Master of Arts (MA)
Semester of Degree Completion
The purpose of this study is to investigate the space where readers and texts interact. By applying non-Euclidean geometry to the modern subgenre of science fiction known as steampunk, we can see that narratives have no intrinsic geometry. Instead, what we can understand is that readers unflatten inherently flat narratives by applying their own metric of understanding to a narrative. Steampunk acts a primer to considering this mathematical process by explicitly flattening its settings and characters, as well as the historical accounts founding the narrative. Mark Hodder's novel, The Strange Affair of Spring-Heeled Jack, offers two characters that unsuccessfully attempt to act as non-Euclidean readers. Through manipulation of agency, Hodder's novel demonstrates the unflattening process as we read novels. However, our unflattening process distorts a narrative through the application of our metric of understanding. The study first gives a short historical account of non-Euclidean geometry in the 19th century. The analysis stems from the application of non-Euclidean geometric thinking to narrative structures.

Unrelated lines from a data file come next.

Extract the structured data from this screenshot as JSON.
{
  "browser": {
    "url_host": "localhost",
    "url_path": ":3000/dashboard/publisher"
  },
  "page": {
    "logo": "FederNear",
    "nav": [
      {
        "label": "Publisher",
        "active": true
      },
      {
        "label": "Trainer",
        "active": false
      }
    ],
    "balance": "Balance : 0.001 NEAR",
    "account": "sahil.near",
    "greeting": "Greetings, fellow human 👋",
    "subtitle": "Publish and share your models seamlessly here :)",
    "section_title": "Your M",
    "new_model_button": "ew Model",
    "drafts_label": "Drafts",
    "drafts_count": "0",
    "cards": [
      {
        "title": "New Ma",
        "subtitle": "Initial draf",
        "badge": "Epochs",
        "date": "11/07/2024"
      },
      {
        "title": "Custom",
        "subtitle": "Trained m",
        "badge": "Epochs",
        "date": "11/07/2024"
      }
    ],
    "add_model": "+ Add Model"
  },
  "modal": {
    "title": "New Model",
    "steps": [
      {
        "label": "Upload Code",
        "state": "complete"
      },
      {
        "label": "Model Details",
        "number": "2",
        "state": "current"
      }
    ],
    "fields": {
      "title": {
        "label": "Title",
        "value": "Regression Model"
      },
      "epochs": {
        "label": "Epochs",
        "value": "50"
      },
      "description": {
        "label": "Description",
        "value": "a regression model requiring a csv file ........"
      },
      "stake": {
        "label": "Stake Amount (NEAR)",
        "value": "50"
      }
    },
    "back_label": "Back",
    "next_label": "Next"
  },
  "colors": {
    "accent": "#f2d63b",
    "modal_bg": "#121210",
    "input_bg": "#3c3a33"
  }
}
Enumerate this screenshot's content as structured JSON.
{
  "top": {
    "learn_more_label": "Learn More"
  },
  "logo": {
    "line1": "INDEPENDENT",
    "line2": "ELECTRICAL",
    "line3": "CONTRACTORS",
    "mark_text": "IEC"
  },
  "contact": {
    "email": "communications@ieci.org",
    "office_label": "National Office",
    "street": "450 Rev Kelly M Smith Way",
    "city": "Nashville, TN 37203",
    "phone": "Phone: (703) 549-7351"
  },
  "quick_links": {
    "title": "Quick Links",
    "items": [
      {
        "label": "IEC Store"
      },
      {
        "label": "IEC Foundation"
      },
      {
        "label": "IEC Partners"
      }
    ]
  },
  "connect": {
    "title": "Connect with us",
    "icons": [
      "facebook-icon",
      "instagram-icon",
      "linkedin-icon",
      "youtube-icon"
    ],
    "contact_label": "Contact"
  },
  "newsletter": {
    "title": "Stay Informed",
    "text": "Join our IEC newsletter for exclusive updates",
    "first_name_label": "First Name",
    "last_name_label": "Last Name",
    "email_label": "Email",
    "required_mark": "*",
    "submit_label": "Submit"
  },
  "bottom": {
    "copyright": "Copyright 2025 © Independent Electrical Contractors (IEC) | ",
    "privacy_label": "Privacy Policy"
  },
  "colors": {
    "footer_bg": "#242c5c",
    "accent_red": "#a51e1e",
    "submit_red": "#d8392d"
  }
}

Lamb, Heather, "Riemannian Reading: Using Manifolds to Calculate and Unfold Narrative" (2017). Masters Theses. 2688.